According to the keepers of the Indian judicial system, the human rights activist who rallied for the Adivasis was a seditionist and deserved to languish in jail. So, the Jesuit priest, who is perhaps the oldest person to be arrested under the stringent Unlawful Activities (Prevention) Act, died fighting for bail on medical grounds. He had been on ventilator support since Sunday following a significant deterioration in his health. Although he knew his end was near and said so, apparently his captors didn’t see it coming or expect the global attention it would get.
Ironically, the government’s attempts to muzzle him through imprisonment have backfired in a way. The drummed up charges and merciless incarceration made headlines… but his demise cast the spotlight on his work as well as India’s abysmal human rights record once again.
Nonetheless, the critical question here is whether any of this really matters… and to whom.
The Indian government dug its heels in justifying the charges amid UN condemnation. Either to save face or because they don’t really care about what happened. Harsh and life-threatening conditions for political prisoners and detainees is not new for India, it’s a way of life. As is violence and discrimination against minority groups by politicians, law enforcement officials and the general public.
Many Christians in India see Fr. Swamy’s incarceration and death as targeting their community. Priests and nuns who have worked for the upliftment of the Dalits and tribals have always been in the hot seat not just for raising their voice against injustice but also because of their historical association with conversions.
Right-wing Hindu groups have gone after them with a vengeance while the allied BJP-led government has watched quietly from the sidelines. Take the case of the nuns who were accused of conversion and forced off the train in Jhansi in March. Or Dalit Christians who became ‘ghar wapsi’ (‘homecoming’ – reconversions facilitated by Hindu groups like the VHP and RSS) targets in Kerala and other parts of the country.

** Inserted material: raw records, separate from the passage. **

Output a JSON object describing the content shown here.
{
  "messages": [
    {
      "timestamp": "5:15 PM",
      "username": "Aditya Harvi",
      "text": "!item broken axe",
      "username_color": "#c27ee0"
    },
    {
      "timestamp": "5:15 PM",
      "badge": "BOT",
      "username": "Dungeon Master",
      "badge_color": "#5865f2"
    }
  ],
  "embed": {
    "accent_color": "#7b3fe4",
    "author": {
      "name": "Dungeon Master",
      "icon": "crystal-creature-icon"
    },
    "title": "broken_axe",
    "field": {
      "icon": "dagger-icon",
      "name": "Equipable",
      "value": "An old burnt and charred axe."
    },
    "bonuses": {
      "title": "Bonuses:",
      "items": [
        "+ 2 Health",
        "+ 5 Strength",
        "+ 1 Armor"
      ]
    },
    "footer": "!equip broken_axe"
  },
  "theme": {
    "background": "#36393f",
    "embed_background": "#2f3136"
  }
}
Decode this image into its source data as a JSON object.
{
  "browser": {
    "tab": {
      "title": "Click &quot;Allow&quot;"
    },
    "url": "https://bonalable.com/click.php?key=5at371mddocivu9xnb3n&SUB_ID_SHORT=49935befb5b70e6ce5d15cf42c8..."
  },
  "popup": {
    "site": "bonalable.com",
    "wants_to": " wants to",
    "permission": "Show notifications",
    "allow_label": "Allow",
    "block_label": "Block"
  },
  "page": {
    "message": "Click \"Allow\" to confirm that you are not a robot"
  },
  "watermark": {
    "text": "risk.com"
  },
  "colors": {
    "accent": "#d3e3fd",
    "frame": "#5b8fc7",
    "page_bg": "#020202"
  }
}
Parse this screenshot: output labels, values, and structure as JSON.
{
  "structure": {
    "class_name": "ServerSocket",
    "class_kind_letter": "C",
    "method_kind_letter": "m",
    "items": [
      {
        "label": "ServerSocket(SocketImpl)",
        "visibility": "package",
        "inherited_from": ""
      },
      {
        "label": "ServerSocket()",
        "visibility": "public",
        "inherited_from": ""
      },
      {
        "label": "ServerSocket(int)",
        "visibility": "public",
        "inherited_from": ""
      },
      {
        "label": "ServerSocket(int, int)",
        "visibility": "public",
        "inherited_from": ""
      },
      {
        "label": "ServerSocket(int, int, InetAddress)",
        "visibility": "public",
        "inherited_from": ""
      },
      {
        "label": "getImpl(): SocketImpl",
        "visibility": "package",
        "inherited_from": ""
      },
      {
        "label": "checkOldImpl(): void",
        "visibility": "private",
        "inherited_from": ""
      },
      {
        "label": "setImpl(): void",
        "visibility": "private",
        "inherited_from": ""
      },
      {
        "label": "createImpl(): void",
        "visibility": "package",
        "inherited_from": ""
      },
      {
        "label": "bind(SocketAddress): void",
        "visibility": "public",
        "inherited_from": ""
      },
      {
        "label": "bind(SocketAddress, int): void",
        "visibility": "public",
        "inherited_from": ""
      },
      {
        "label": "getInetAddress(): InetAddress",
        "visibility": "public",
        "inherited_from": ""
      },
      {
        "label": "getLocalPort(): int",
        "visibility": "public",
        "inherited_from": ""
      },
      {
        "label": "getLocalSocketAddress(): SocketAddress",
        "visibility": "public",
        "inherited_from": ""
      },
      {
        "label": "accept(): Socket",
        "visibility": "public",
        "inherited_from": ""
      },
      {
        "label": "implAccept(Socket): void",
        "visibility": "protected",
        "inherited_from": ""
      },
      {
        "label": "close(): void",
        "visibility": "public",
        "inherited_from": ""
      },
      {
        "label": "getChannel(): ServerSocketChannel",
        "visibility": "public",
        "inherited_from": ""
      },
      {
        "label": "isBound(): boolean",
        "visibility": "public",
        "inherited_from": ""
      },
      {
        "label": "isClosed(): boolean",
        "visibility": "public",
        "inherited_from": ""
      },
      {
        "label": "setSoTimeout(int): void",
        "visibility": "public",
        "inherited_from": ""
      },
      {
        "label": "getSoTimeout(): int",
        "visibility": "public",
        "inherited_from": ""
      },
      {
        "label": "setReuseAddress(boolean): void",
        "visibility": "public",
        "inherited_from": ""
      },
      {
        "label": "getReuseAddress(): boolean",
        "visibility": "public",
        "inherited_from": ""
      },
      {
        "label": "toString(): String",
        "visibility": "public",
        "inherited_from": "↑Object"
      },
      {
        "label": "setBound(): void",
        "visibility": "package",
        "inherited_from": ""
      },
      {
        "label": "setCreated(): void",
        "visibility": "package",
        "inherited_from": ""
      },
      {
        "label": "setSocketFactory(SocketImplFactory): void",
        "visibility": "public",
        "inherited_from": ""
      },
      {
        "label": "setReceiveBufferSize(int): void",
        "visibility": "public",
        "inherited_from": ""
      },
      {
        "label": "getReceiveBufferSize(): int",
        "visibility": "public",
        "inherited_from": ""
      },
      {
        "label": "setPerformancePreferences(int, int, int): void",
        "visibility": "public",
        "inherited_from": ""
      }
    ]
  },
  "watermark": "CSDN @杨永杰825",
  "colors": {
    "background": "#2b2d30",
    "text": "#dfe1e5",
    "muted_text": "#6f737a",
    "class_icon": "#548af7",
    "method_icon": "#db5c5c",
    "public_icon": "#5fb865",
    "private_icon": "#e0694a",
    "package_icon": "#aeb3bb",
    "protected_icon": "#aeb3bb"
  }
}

Dalits and Adivasis, the lowest rung of the social and economic ladder in India, are exploited by everyone. Belonging mostly to the ‘untouchable caste’, many have been rehabilitated by missionaries over the decades and became Christians. Their conversions have become a contentious issue.
Ironically, these radical Hindu groups that have accused Christian activists of having a conversion agenda, launched an aggressive and violent campaign to bring the converts back to Hinduism by force if necessary.
Fr. Stan Swamy’s death is likely to have little or no impact, on this growing Hindu nationalism movement and the subsequent politicization of it, Or the fate of the marginalized Adivasis for that matter.
Public fury will ebb as politicians deftly turn attention to other issues. Global condemnation will also die down. After all, India is an emerging economic powerhouse that no country or international group wants to offend.
Rest in peace Fr. Swamy, death has freed you from an impossible situation. Sadly, yours is yet another exemplary life that has been sacrificed on the ever-growing altar of injustice.